  • If you’ve used orange/lemon/lime juice/zest as flavouring, cut a couple of pretty slices of fruit and lay those either in the bottom of the container if you intend to turn it out to look good, or on the top if you can’t be bothered to turn it out.
  • Or if it’s quite herby, like mine, lay a sprig of herb on the top (or under) – mine has rosemary. Just make it look a bit pretty.
  • Gently melt the rest of the butter and pour it all over the top of everything, sealing it all in, including the herb/fruit/whatever. Now leave it until cool enough to go into the fridge.
  • Keep it there for at least 48 hours; preferably longer as the tastes & flavours will improve as time rolls on – I left mine for a week.
  • Turn it out onto a plate…..or not.
  • Cut slices of the pâté and serve it with slices of seeded bread or toast. It will be delicious either with or without butter.  And you’ll look ruddy heroic when you say “It’s just a little paté I knocked up the other day……..”
  • Don’t tell ‘em about the duck hearts until they’ve told you that it was a friggin’ triumph!

Cheesy Turkey Burgers:

Cheesy Turkey Burgers: 

(This recipe may be made with any meat, but we’ll use turkey for now).

This recipe is flexible.  If you only have a little turkey left over it will feed less people than if a lot of meat is available.  Thus, you will need to vary the quantities as necessary.   Or just ‘make it stretch’.

Use your brain – it will work, honest.  The recipe, that is; I don’t know about your brain!

Prep:           10 mins.

Cooking:      15 mins.

Course:        Snack/Lunch/Main

Serves:        See text

Rating:         2:  Easy

             Find:

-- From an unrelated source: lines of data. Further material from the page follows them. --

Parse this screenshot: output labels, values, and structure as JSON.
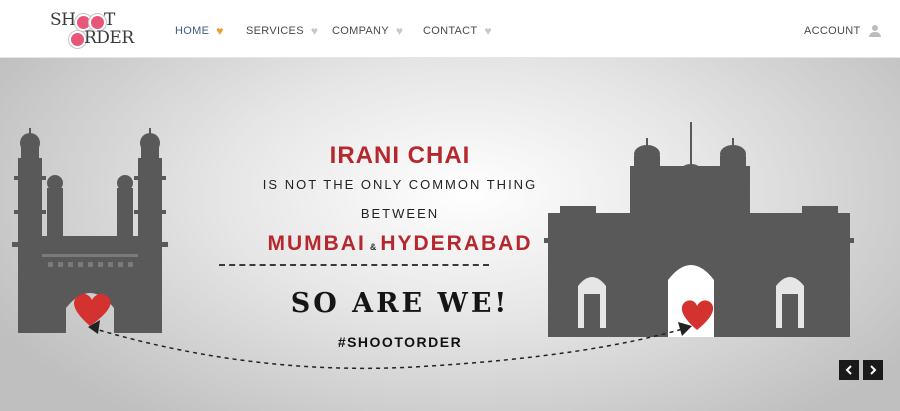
{
  "header": {
    "logo": {
      "line1": "SH",
      "line1_tail": "T",
      "line2": "RDER"
    },
    "menu": [
      {
        "label": "HOME",
        "active": true
      },
      {
        "label": "SERVICES",
        "active": false
      },
      {
        "label": "COMPANY",
        "active": false
      },
      {
        "label": "CONTACT",
        "active": false
      }
    ],
    "account_label": "ACCOUNT"
  },
  "hero": {
    "headline": "IRANI CHAI",
    "line2": "IS NOT THE ONLY COMMON THING",
    "line3": "BETWEEN",
    "city1": "MUMBAI",
    "ampersand": "&",
    "city2": "HYDERABAD",
    "tagline": "SO ARE WE!",
    "hashtag": "#SHOOTORDER"
  },
  "colors": {
    "accent_red": "#b7282e",
    "heart_active": "#f39a2c",
    "heart_inactive": "#c8c8c8",
    "monument": "#595959",
    "slider_button": "#1a1a1a"
  },
  "icons": {
    "nav_heart": "heart-icon",
    "account": "user-icon",
    "prev": "chevron-left-icon",
    "next": "chevron-right-icon"
  }
}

  • Left-over cooked turkey (or whatever meat you have)
  • Onion
  • Hard cheese (no, ol’ feller, that’s not a comment, it’s an ingredient) that has been grated
  • Worcester sauce, as you have cheese….
  • Garlic
  • An egg
  • A little flour (Flour, that is; not flowers!)
  • Seasoning
  • Optional – Whole grain mustard
  • Oil
  • Burger Baps (bread rolls)
  • Tomatoes & Salad as required
  • A Wally (that’s a gherkin for those uninitiated in the fascinating world of the Wally)
  • Sauces; ketchup, mayo, brown sauce, mustard……..
  • Food processor
  • Frying pan

METHOD:

  • Put the onion (coarsely hacked just to give it a start) and the turkey into the food processor with the Worcester sauce, seasoning, egg, whole grain mustard and half of the cheese.
  • Process (blitz) the contents to a thick consistency.
  • Sprinkle a little flour onto a cleaned surface; take a handful of the paste, firstly making a ball and then pressing it into a burger shape (not too thick) on the floured surface.
  • Your aim is to make burger shapes (they can be square ones if you are using sandwich bread instead of rolls) of the paste, lightly dusted with flour. (Make ‘em elephant shape if you wish….. or if you have what we know as ‘bridge rolls’ around here, shape them in a penile fashion…..! )
  • Fry these in oil for 3 to 4 minutes each side then take them out, load them with the cheese (and more Worcester sauce), transferring them to the grill to have the cheese gooified (or just carefully return them to the pan, turned down to the lowest heat, if you haven’t a grill – or are just too lazy to put it on….).
  • Serve them in baps or bread with whatever salad, sauces, etc you would like.
  • Take that, Makkidoos! (coarse reference to a certain fast food chain….or even ALL fast food chains!)